This website is archived for historical purposes and is no longer being maintained or updated.
For Immediate Release: Monday, November 21, 2016
Contact: Media Relations,
CDC is working with other public health officials to monitor for ongoing spread of Zika virus. Today, CDC posted a Zika virus travel notice for Montserrat. CDC has issued travel notices (level 2, “practice enhanced precautions”) for people traveling to destinations with Zika. For a full list of affected countries/regions, visit https://wwwnc.cdc.gov/travel/page/zika-travel-information.
As more information becomes available, CDC’s travel notices will be updated. Travelers to areas with active Zika virus transmission who have not already been infected with Zika virus can get it from mosquito bites. Mosquitoes that spread Zika bite during the day and night. There is no vaccine or medicine for Zika virus. The best way to avoid Zika virus infection is to prevent mosquito bites. Zika virus can also be passed through sex.
Some travelers to areas with Zika will become infected while traveling but will not become sick until they return home, or they might not have any symptoms. To help stop the spread of Zika, travelers should take steps to prevent mosquito bites for three weeks after travel to areas with Zika.
Some people who are infected do not have any symptoms. People who do have symptoms have reported fever, rash, joint pain, and red eyes. The sickness is usually mild with symptoms that last from several days to a week. People usually don’t get sick enough to go to the hospital, and they very rarely die of Zika. Travelers to areas with Zika should watch for symptoms or sickness upon return. If they become sick, they should tell their healthcare professional when and where they have traveled.
CDC has received reports of Zika virus being spread through sex with sick returning travelers. Until more is known, CDC continues to recommend that pregnant women and women trying to become pregnant take the following precautions.
- Should not travel to any area with Zika.
- If you must travel to or live in one of these areas, talk to your healthcare provider first and strictly follow steps to prevent mosquito bites.
- If you or your partner live in or travel to an area with Zika, use condoms from start to finish every time you have sex or do not have sex during the pregnancy. Sex includes vaginal, anal, and oral sex.
Women trying to get pregnant
- Before you or your partner travel, talk to your healthcare provider about your plans to become pregnant and the risk of Zika virus infection.
- If you do travel to an area with Zika, you and your partner should strictly follow steps to prevent mosquito bites.
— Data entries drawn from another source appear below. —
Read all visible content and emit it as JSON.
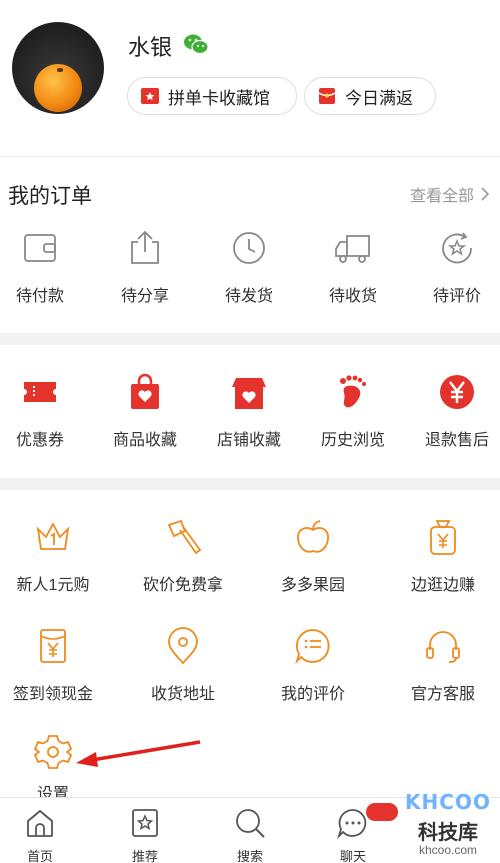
{
  "profile": {
    "username": "水银",
    "pill_collection": "拼单卡收藏馆",
    "pill_rebate": "今日满返"
  },
  "orders": {
    "title": "我的订单",
    "view_all": "查看全部",
    "items": [
      {
        "label": "待付款",
        "icon": "wallet-icon"
      },
      {
        "label": "待分享",
        "icon": "share-icon"
      },
      {
        "label": "待发货",
        "icon": "clock-icon"
      },
      {
        "label": "待收货",
        "icon": "truck-icon"
      },
      {
        "label": "待评价",
        "icon": "review-icon"
      }
    ]
  },
  "shortcuts": {
    "items": [
      {
        "label": "优惠券",
        "icon": "coupon-icon"
      },
      {
        "label": "商品收藏",
        "icon": "bag-heart-icon"
      },
      {
        "label": "店铺收藏",
        "icon": "store-heart-icon"
      },
      {
        "label": "历史浏览",
        "icon": "footprint-icon"
      },
      {
        "label": "退款售后",
        "icon": "refund-yen-icon"
      }
    ]
  },
  "services": {
    "row1": [
      {
        "label": "新人1元购",
        "icon": "crown-icon"
      },
      {
        "label": "砍价免费拿",
        "icon": "axe-icon"
      },
      {
        "label": "多多果园",
        "icon": "apple-icon"
      },
      {
        "label": "边逛边赚",
        "icon": "money-bag-icon"
      }
    ],
    "row2": [
      {
        "label": "签到领现金",
        "icon": "cash-envelope-icon"
      },
      {
        "label": "收货地址",
        "icon": "location-icon"
      },
      {
        "label": "我的评价",
        "icon": "comment-icon"
      },
      {
        "label": "官方客服",
        "icon": "headset-icon"
      }
    ],
    "settings": {
      "label": "设置",
      "icon": "gear-icon"
    }
  },
  "tabbar": {
    "items": [
      {
        "label": "首页",
        "icon": "home-icon"
      },
      {
        "label": "推荐",
        "icon": "recommend-icon"
      },
      {
        "label": "搜索",
        "icon": "search-icon"
      },
      {
        "label": "聊天",
        "icon": "chat-icon"
      }
    ]
  },
  "watermark": {
    "logo": "KHCOO",
    "name": "科技库",
    "url": "khcoo.com"
  },
  "colors": {
    "accent_red": "#e4322c",
    "accent_orange": "#f08a1c",
    "gray_text": "#999999"
  }
}
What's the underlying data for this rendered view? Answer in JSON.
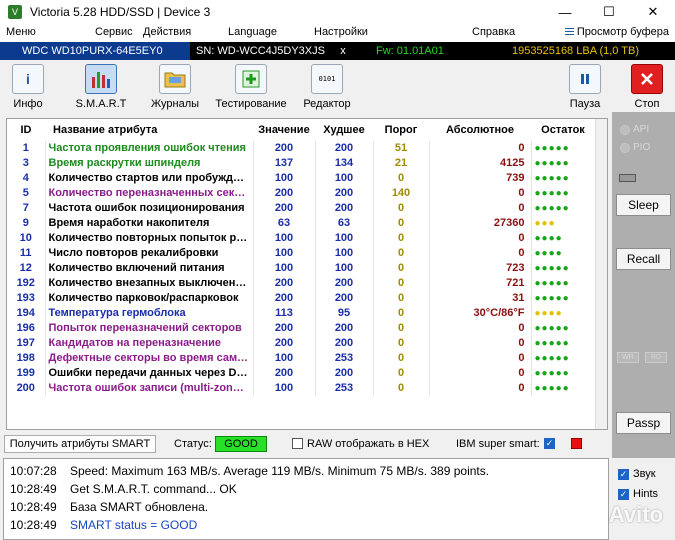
{
  "window": {
    "title": "Victoria 5.28 HDD/SSD | Device 3",
    "minimize": "—",
    "maximize": "☐",
    "close": "✕"
  },
  "menu": {
    "items": [
      "Меню",
      "Сервис",
      "Действия",
      "Language",
      "Настройки",
      "Справка"
    ],
    "buffer": "Просмотр буфера"
  },
  "device": {
    "model": "WDC WD10PURX-64E5EY0",
    "serial": "SN: WD-WCC4J5DY3XJS",
    "close": "x",
    "firmware": "Fw: 01.01A01",
    "lba": "1953525168 LBA (1,0 TB)"
  },
  "toolbar": {
    "info": "Инфо",
    "smart": "S.M.A.R.T",
    "logs": "Журналы",
    "test": "Тестирование",
    "editor": "Редактор",
    "pause": "Пауза",
    "stop": "Стоп",
    "info_glyph": "i",
    "editor_glyph": "0101"
  },
  "table": {
    "headers": {
      "id": "ID",
      "name": "Название атрибута",
      "value": "Значение",
      "worst": "Худшее",
      "threshold": "Порог",
      "absolute": "Абсолютное",
      "status": "Остаток"
    },
    "rows": [
      {
        "id": "1",
        "name": "Частота проявления ошибок чтения",
        "value": "200",
        "worst": "200",
        "thr": "51",
        "abs": "0",
        "status": "●●●●●",
        "color": "green"
      },
      {
        "id": "3",
        "name": "Время раскрутки шпинделя",
        "value": "137",
        "worst": "134",
        "thr": "21",
        "abs": "4125",
        "status": "●●●●●",
        "color": "green"
      },
      {
        "id": "4",
        "name": "Количество стартов или пробужде…",
        "value": "100",
        "worst": "100",
        "thr": "0",
        "abs": "739",
        "status": "●●●●●",
        "color": "black"
      },
      {
        "id": "5",
        "name": "Количество переназначенных сект…",
        "value": "200",
        "worst": "200",
        "thr": "140",
        "abs": "0",
        "status": "●●●●●",
        "color": "purple"
      },
      {
        "id": "7",
        "name": "Частота ошибок позиционирования",
        "value": "200",
        "worst": "200",
        "thr": "0",
        "abs": "0",
        "status": "●●●●●",
        "color": "black"
      },
      {
        "id": "9",
        "name": "Время наработки накопителя",
        "value": "63",
        "worst": "63",
        "thr": "0",
        "abs": "27360",
        "status": "●●●",
        "color": "black",
        "warn": true
      },
      {
        "id": "10",
        "name": "Количество повторных попыток ра…",
        "value": "100",
        "worst": "100",
        "thr": "0",
        "abs": "0",
        "status": "●●●●",
        "color": "black"
      },
      {
        "id": "11",
        "name": "Число повторов рекалибровки",
        "value": "100",
        "worst": "100",
        "thr": "0",
        "abs": "0",
        "status": "●●●●",
        "color": "black"
      },
      {
        "id": "12",
        "name": "Количество включений питания",
        "value": "100",
        "worst": "100",
        "thr": "0",
        "abs": "723",
        "status": "●●●●●",
        "color": "black"
      },
      {
        "id": "192",
        "name": "Количество внезапных выключени…",
        "value": "200",
        "worst": "200",
        "thr": "0",
        "abs": "721",
        "status": "●●●●●",
        "color": "black"
      },
      {
        "id": "193",
        "name": "Количество парковок/распарковок",
        "value": "200",
        "worst": "200",
        "thr": "0",
        "abs": "31",
        "status": "●●●●●",
        "color": "black"
      },
      {
        "id": "194",
        "name": "Температура гермоблока",
        "value": "113",
        "worst": "95",
        "thr": "0",
        "abs": "30°C/86°F",
        "status": "●●●●",
        "color": "blue",
        "warn": true
      },
      {
        "id": "196",
        "name": "Попыток переназначений секторов",
        "value": "200",
        "worst": "200",
        "thr": "0",
        "abs": "0",
        "status": "●●●●●",
        "color": "purple"
      },
      {
        "id": "197",
        "name": "Кандидатов на переназначение",
        "value": "200",
        "worst": "200",
        "thr": "0",
        "abs": "0",
        "status": "●●●●●",
        "color": "purple"
      },
      {
        "id": "198",
        "name": "Дефектные секторы во время само…",
        "value": "100",
        "worst": "253",
        "thr": "0",
        "abs": "0",
        "status": "●●●●●",
        "color": "purple"
      },
      {
        "id": "199",
        "name": "Ошибки передачи данных через DMA",
        "value": "200",
        "worst": "200",
        "thr": "0",
        "abs": "0",
        "status": "●●●●●",
        "color": "black"
      },
      {
        "id": "200",
        "name": "Частота ошибок записи (multi-zone …",
        "value": "100",
        "worst": "253",
        "thr": "0",
        "abs": "0",
        "status": "●●●●●",
        "color": "purple"
      }
    ]
  },
  "statusbar": {
    "get_smart": "Получить атрибуты SMART",
    "status_label": "Статус:",
    "status_value": "GOOD",
    "raw_hex": "RAW отображать в HEX",
    "ibm": "IBM super smart:",
    "check_glyph": "✓"
  },
  "right_panel": {
    "api": "API",
    "pio": "PIO",
    "sleep": "Sleep",
    "recall": "Recall",
    "passp": "Passp",
    "wr": "WR",
    "rd": "RD"
  },
  "log": [
    {
      "time": "10:07:28",
      "msg": "Speed: Maximum 163 MB/s. Average 119 MB/s. Minimum 75 MB/s. 389 points.",
      "blue": false
    },
    {
      "time": "10:28:49",
      "msg": "Get S.M.A.R.T. command... OK",
      "blue": false
    },
    {
      "time": "10:28:49",
      "msg": "База SMART обновлена.",
      "blue": false
    },
    {
      "time": "10:28:49",
      "msg": "SMART status = GOOD",
      "blue": true
    }
  ],
  "options": {
    "sound": "Звук",
    "hints": "Hints"
  },
  "watermark": "Avito"
}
For additional information on preventing the spread of Zika through sex, visit www.cdc.gov/zika/transmission/sexual-transmission.html. Current CDC research suggests that Guillain-Barré syndrome (GBS) is strongly associated with Zika; however, only a small proportion of people with recent Zika virus infection get GBS. CDC is continuing to investigate the link between GBS and Zika to learn more.
For more information on Zika, visit www.cdc.gov/zika.
- Page last reviewed: November 21, 2016 (archived document)
- Content source: